Much has been made about McCain's support for global warming initiatives. That criticism could be leveled at most of the current (and former until the crushing 2004 election defeat) Republican members of Congress. Repubicans (certainly as opposed to Conservatives) had four years in control of all elected branches, with plenty of time to pass some meaningful energy legislation - e.g. - fast track authorization of nuclear powerplants; instead they chose to go a on a spending frenzy. Singling McCain out on that doesn't accomplish much.

Rush Limbaugh, as well as others, attacks his record on immigration. I agree that McCain, unfortunately like our President and almost every other elected official, has been wrong on that issue, so we've got one serious negative.

But here is the key for those of us who can support him without reservation: McCain was right on the war. For most of us conservatives, that carries a lot of weight. All these other issues don't carry the same importance: right on the war drawfs campaign spending reform. A commitment to stay as long as it takes crushes making a judgement error on one Supreme Court nominee. Right on the war trumps silly thinking on global warming.

We understand that different issues don't all have a value of one: survival of the republic matters forever; the rest are temporal.

That is why the conservative pundits are missing the election trend: most of us realize that all these other issues are unimportant in comparison to a potentially multi-generational war with Muslim extremists.


shua d nedy said...

Very good rundown on the whole issue of McCain's criticism of the way the Bush administration handled the war.

As for judges, I really don't see why McCain would be any less trustworthy on this issue than any other Republican president.

James said...

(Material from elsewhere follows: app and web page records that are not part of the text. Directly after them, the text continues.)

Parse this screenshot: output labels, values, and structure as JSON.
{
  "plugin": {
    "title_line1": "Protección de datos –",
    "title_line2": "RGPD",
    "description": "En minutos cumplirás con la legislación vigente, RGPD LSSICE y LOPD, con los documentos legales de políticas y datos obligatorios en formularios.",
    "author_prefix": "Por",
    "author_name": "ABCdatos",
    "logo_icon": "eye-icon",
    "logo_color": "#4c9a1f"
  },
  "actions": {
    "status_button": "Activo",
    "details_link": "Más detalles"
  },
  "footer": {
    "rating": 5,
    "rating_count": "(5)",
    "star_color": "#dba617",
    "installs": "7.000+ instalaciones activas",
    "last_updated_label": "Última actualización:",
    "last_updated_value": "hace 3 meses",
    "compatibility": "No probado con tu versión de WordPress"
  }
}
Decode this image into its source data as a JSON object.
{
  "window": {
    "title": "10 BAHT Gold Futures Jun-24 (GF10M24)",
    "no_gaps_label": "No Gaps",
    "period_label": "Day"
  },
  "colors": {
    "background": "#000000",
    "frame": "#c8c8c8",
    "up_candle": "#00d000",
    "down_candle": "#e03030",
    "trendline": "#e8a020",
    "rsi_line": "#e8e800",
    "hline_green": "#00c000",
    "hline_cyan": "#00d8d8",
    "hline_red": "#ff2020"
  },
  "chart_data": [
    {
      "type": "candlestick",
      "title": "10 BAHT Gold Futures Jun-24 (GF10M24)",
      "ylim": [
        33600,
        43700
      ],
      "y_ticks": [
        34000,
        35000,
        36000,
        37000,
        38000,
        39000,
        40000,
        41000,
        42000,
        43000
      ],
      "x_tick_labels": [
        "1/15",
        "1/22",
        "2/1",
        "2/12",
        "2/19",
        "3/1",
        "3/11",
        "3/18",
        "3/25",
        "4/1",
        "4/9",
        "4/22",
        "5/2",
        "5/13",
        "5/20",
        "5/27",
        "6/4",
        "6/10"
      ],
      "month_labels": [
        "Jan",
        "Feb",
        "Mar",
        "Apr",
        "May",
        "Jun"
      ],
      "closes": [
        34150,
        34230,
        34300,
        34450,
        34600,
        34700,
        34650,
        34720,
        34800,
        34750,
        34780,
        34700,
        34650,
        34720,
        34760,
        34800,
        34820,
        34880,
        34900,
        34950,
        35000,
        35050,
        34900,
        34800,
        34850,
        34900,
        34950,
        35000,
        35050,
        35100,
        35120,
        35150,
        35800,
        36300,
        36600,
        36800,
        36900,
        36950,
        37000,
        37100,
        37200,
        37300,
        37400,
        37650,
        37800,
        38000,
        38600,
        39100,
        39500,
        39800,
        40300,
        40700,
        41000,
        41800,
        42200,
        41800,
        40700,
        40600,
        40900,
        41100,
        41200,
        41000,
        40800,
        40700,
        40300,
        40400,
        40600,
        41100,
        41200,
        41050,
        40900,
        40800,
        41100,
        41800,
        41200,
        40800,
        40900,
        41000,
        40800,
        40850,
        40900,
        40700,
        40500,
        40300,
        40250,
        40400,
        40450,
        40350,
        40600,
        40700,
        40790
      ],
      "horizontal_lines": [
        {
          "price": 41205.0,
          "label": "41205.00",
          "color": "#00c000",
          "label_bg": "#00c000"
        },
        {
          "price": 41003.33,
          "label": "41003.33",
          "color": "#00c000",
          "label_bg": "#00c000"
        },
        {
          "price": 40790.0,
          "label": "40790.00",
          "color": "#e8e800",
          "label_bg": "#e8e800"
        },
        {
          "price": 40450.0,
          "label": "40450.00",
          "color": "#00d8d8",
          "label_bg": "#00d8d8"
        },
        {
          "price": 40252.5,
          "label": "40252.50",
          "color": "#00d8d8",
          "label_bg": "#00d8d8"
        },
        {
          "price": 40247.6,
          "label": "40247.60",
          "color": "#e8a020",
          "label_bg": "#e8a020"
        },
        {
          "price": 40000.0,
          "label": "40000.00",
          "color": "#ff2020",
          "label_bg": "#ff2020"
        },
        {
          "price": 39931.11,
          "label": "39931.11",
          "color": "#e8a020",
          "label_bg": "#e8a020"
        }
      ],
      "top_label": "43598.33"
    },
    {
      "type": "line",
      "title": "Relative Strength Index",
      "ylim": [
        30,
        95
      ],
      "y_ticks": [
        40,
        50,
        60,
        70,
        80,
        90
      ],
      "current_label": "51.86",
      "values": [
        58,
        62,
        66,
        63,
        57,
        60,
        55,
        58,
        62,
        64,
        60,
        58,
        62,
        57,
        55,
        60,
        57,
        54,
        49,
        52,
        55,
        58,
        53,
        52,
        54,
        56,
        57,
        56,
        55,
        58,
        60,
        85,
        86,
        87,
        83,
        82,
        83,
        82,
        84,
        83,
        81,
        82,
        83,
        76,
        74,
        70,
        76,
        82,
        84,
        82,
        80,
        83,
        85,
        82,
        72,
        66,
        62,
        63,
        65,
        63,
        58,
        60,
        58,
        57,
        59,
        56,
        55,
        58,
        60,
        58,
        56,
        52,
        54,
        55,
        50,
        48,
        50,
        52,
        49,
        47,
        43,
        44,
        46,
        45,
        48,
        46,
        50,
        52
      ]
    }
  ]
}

No matter who the Republicans nominate, it is very unlikely they will keep the White House. The only chance they have to keep it is if John McCain is the nominee, and Hillary Clinton is the democratic nominee. To win in November, it is essential that the independents and Reagan Democrats cross over. They might do that for McCain. Another essential is that Huckabee be on the ticket with McCain because he has to get those votes. McCain won't take him, though, unless he gets Huckabee to drop the talk about the "fair tax" and amending the constitution to prohibit same-sex marriages.